My inner critic (IC) is a negative Nancy. So is yours.
Okay, and if you’re a man (as a reader pointed out after I wrote this post), it’s a negative Ned.
We all have an inner critic and if you say you don’t you’re lying. Our inner critic is the same no matter who we are, and says different versions of the same old crap.
Let me prove it to you. Read these sentences:
I’ll never be as good as (insert name here).
That worked for (insert someone’s name) but it won’t work for me.
I don’t think I can make it.
What if I fail?
I’m not that smart.
I’ll never write like (insert author of your choice here).
Ring any bells? That’s the voice of your inner critic. I told you. Negative. Nancy.

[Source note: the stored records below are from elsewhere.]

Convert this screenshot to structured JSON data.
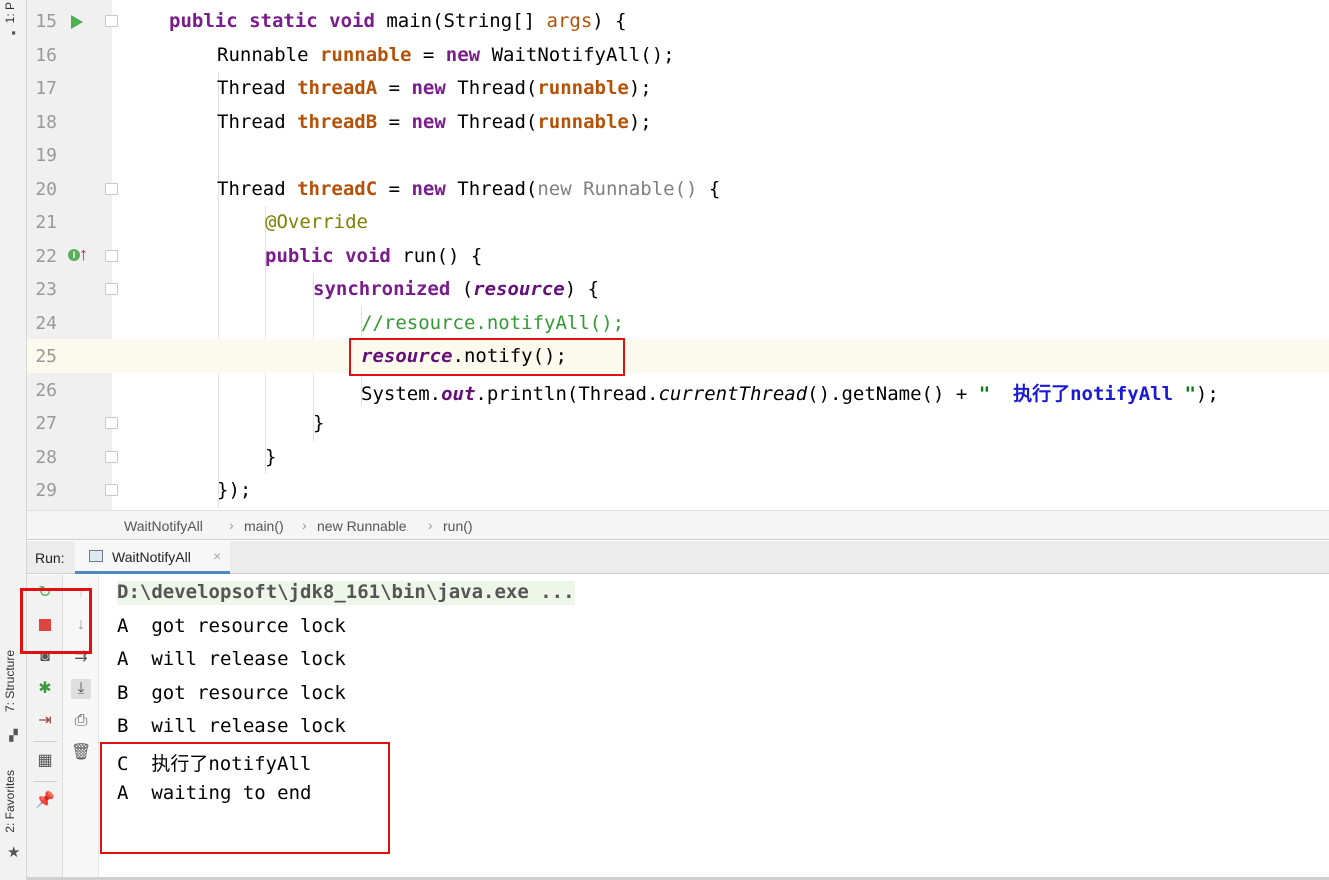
{
  "left_strip": {
    "project_tab": "1: P",
    "structure_tab": "7: Structure",
    "favorites_tab": "2: Favorites"
  },
  "editor": {
    "lines": [
      {
        "n": "15"
      },
      {
        "n": "16"
      },
      {
        "n": "17"
      },
      {
        "n": "18"
      },
      {
        "n": "19"
      },
      {
        "n": "20"
      },
      {
        "n": "21"
      },
      {
        "n": "22"
      },
      {
        "n": "23"
      },
      {
        "n": "24"
      },
      {
        "n": "25"
      },
      {
        "n": "26"
      },
      {
        "n": "27"
      },
      {
        "n": "28"
      },
      {
        "n": "29"
      }
    ],
    "tokens": {
      "l15_a": "public static void ",
      "l15_b": "main(String[] ",
      "l15_c": "args",
      "l15_d": ") {",
      "l16_a": "Runnable ",
      "l16_b": "runnable",
      "l16_c": " = ",
      "l16_d": "new ",
      "l16_e": "WaitNotifyAll();",
      "l17_a": "Thread ",
      "l17_b": "threadA",
      "l17_c": " = ",
      "l17_d": "new ",
      "l17_e": "Thread(",
      "l17_f": "runnable",
      "l17_g": ");",
      "l18_a": "Thread ",
      "l18_b": "threadB",
      "l18_c": " = ",
      "l18_d": "new ",
      "l18_e": "Thread(",
      "l18_f": "runnable",
      "l18_g": ");",
      "l20_a": "Thread ",
      "l20_b": "threadC",
      "l20_c": " = ",
      "l20_d": "new ",
      "l20_e": "Thread(",
      "l20_f": "new Runnable()",
      "l20_g": " {",
      "l21_a": "@Override",
      "l22_a": "public void ",
      "l22_b": "run() {",
      "l23_a": "synchronized ",
      "l23_b": "(",
      "l23_c": "resource",
      "l23_d": ") {",
      "l24_a": "//resource.notifyAll();",
      "l25_a": "resource",
      "l25_b": ".notify();",
      "l26_a": "System.",
      "l26_b": "out",
      "l26_c": ".println(Thread.",
      "l26_d": "currentThread",
      "l26_e": "().getName() + ",
      "l26_f": "\"  ",
      "l26_g": "执行了notifyAll ",
      "l26_h": "\"",
      "l26_i": ");",
      "l27_a": "}",
      "l28_a": "}",
      "l29_a": "});"
    }
  },
  "breadcrumb": [
    "WaitNotifyAll",
    "main()",
    "new Runnable",
    "run()"
  ],
  "run_panel": {
    "label": "Run:",
    "tab": "WaitNotifyAll",
    "close": "×"
  },
  "console": {
    "command": "D:\\developsoft\\jdk8_161\\bin\\java.exe ...",
    "output": [
      "A  got resource lock",
      "A  will release lock",
      "B  got resource lock",
      "B  will release lock",
      "C  执行了notifyAll",
      "A  waiting to end"
    ]
  },
  "colors": {
    "highlight_box": "#e01010",
    "keyword": "#7a1c8c",
    "local_var": "#b55208",
    "comment": "#339933",
    "current_line": "#fcfaed"
  }
}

The only purpose of your IC is to keep you in your comfort zone. Your IC thinks it is protecting you from judgment and rejection.
Want to know what your IC is really doing?
It’s resisting change and keeps you from going after your dreams.
Yes, your IC is the reason you doubt yourself.
Have you ever admired the achievements of other people, but downplay your own? Do you procrastinate on things you know you should do to achieve a certain goal? Do you worry about what other people will think of you? Do you think your dream is “silly” or “not realistic?”
Those are all your inner critic talking my friend. And it’s time to shut her (or him) the hell up! Here are a few productive ways to send your IC packing.
Recognize When Your IC is Talking
Be mindful of your thoughts. Any time you hear that little voice in your head trying to sabotage your dreams, stop. Then tell that little voice “I realize that going after what I want is scary, but I’m going to do it anyway.” Say it and mean it. You have to remember that everything you want is outside of your comfort zone. Any time you try to leave that cushy comfort zone, your inner critic starts yapping. That’s her way of saying “don’t leave me! I’ll be lonely.” Leave anyway. You’ll be glad you did.
Take a Break
I write every day. You can’t become great at anything if you don’t practice daily, right? Right. But there are days when I write crap or can’t think of anything to write at all. That’s when my IC comes calling. I’ve named her Sasha because she’s so sassy. Sasha loves criticizing my work-in-progress. She’s an opportunist.
When I get stuck on a writing project, here comes Sasha perching on my shoulder. She starts yammering nonsense like: “that sentence sucks,” or “your story is dumb,” or “you need to give up because no one wants to publish your work.”
That’s when I know it’s time for a break. I save what I’m working on and step away for a bit. Then I say these exact words to Sasha: “You realize this is only my first draft, right? I know it’s not going to be perfect, but that’s what revisions are for.”
Then I get myself moving and change the scenery for a bit. I go in my backyard and play with my chickens, talk to my hubby, hang out with my kids, or go for a drive.
Movement always opens up the creative channels. Before I know it, an idea pops right into my head and gets me unstuck. Then I go back and read my story and get even more ideas and boom. I’m unstuck.
Use Positive Affirmations
This is a big one for me. I find the best weapon against Sasha and her messy ways is to talk to myself in a positive way. If you don’t talk kindly to yourself no one else will, either.
What is an affirmation? I’m glad you asked. They are present-tense statements that are the polar opposite of your negative thoughts. Here are a few of the many I say to myself daily:
I am a successful published author.
Creative ideas flow effortlessly to me.
My writing gets better every day.
My books are well-loved and well-read.
I say these (and many more) to myself daily. I say them before I begin my day. I say them before I go to sleep. Heck, I even downloaded an app called My Affirmations. I write my own affirmations (but it comes with some built-in). Throughout the day I get notifications on my cell phone with various affirmations. I always stop and say them out loud.
Listen, silencing your inner critic is an ongoing thing. So don’t be hard on yourself if you don’t master it right away.
Remember this: it’s the only thing holding you back from going after what you want in life. When you realize that, it loses its power over you. So tell your inner critic “talk to the hand, baby!”
How do you deal with your inner critic? Leave me a note in the comments. I’m always looking for new ways to tell Sasha to “get to steppin’!”